Understanding the evolution of the two “dominant design” LAN protocols of the 1970’s and 1980’s, TCP/IP and OSI, dictated the rationale for whom I interviewed and the subsequent reconstruction of the early history of computer communications. There were other protocols that played important roles, particularly the protocols of Xerox that influenced the evolution of DARPA’s TCP/IP. (I discuss the Xerox Network Systems (XNS) suite of protocols and its predecessor PARC Universal Packet (PUP, or Pup) protocols with Yogen Dalal in our interview. DECnet was innovated within DEC, and first released in 1975. Herein I discuss is innovation with its author Stuart Wecker.

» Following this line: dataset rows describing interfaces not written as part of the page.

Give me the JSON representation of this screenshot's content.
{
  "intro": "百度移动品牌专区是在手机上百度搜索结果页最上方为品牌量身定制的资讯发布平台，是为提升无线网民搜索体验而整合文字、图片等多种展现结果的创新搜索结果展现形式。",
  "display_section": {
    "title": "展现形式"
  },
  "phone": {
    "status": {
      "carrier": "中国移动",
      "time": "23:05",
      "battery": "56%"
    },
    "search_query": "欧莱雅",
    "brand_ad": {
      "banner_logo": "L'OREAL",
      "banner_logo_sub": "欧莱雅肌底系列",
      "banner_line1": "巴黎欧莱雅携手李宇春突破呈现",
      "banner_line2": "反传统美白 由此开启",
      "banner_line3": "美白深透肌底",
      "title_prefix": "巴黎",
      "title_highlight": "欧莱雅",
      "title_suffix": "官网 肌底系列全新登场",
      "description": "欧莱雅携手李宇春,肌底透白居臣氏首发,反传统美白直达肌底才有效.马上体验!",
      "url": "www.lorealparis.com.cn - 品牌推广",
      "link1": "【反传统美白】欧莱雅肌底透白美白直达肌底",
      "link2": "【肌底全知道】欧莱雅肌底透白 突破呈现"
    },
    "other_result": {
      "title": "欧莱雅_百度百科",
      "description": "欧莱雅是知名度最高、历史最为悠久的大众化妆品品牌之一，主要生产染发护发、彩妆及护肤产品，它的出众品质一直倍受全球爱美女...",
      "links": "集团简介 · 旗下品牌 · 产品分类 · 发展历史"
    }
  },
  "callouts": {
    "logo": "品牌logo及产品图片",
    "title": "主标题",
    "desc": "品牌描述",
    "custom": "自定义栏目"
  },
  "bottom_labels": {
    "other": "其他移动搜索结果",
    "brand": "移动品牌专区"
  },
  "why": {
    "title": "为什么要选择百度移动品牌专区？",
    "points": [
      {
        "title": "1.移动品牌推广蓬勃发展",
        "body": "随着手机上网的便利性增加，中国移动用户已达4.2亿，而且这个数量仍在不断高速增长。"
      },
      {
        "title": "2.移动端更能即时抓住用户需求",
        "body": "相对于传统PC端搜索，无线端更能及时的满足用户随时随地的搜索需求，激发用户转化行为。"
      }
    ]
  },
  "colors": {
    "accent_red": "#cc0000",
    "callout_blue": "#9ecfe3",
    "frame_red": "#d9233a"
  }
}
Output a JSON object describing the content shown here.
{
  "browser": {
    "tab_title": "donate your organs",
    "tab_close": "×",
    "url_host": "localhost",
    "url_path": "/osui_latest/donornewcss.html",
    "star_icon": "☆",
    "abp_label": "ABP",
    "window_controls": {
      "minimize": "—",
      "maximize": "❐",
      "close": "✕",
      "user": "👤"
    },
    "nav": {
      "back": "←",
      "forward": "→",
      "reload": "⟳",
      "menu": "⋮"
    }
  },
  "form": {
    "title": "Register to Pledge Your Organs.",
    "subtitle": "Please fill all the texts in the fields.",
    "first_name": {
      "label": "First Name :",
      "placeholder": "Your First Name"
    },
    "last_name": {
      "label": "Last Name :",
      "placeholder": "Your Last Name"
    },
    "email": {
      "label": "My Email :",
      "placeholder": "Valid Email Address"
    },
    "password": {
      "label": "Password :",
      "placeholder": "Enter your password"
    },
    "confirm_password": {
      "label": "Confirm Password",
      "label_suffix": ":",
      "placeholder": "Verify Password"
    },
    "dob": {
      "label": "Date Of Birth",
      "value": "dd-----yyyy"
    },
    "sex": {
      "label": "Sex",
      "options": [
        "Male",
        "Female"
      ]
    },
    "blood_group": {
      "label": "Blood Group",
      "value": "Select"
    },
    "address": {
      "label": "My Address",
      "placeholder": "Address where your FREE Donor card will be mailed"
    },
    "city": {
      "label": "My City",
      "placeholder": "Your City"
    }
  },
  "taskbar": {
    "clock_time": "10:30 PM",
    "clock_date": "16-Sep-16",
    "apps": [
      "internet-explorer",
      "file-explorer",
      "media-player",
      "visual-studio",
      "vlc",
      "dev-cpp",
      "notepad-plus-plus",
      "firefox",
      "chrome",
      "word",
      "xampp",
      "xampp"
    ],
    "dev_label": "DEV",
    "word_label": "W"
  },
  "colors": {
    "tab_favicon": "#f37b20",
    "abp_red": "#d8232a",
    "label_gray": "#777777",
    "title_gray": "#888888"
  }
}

The integration of DECnet into DEC’s VAX line of computers would transform DEC into a networking market leader in the 1980’s. IBM released its Systems Network Architecture (SNA) in the early 1970’s, and while undoubtedly important, evolved independently until the late 1980’s when market dynamics forced alignment with OSI. The decisions within IBM are given cursory review within the Robert Donnan and Daniel Warmenhoven interviews.
In this interview, Stuart Wecker describes his arrival at Digital Equipment Corporation (DEC) and his work with a variety of networking products: including the Digital Data Communications Message Protocol (DDCMP) and the DECnet networking architecture. Wecker recalls the strong influence of Donald Davies, Derek Barber, and Bob Metcalfe on his thinking, as well as the precedents of the American Arpanet and French Cyclades networks. Wecker contrasts the peer-to-peer design of DECnet to the hierarchical design of IBM’s Systems Network Architecture, and establishes how this peer-to-peer strategy was defined before the design and marketing of DEC’s VAX line in the mid-1970s. Wecker also reflects on related technical issues, including DEC’s approach to routing and congestion control, integration with Ethernet technologies, and the combination of datagram and virtual circuit approaches within DECnet.
I was unaware of the importance of Stuart Wecker until my interview with Gordon Bell. When I reached Stu, he had left DEC and had become President of Technology Concepts in Sudbury, MA. I will always remember the red brick walls typical of a cotton-weaving mill and the unusual number of interruptions that I attribute to his new role in a new organization. This interview became a technical discussion of his networking philosophies and the uniqueness of DECnet. I felt his generous gift of time was our early realization that we had both gone to: Rensselaer Polytechnic Institute (RPI).
Keywords: Digital Equipment Corporation (DEC), communication protocols, DECnet, Arpanet, VAX, peer-to-peer architecture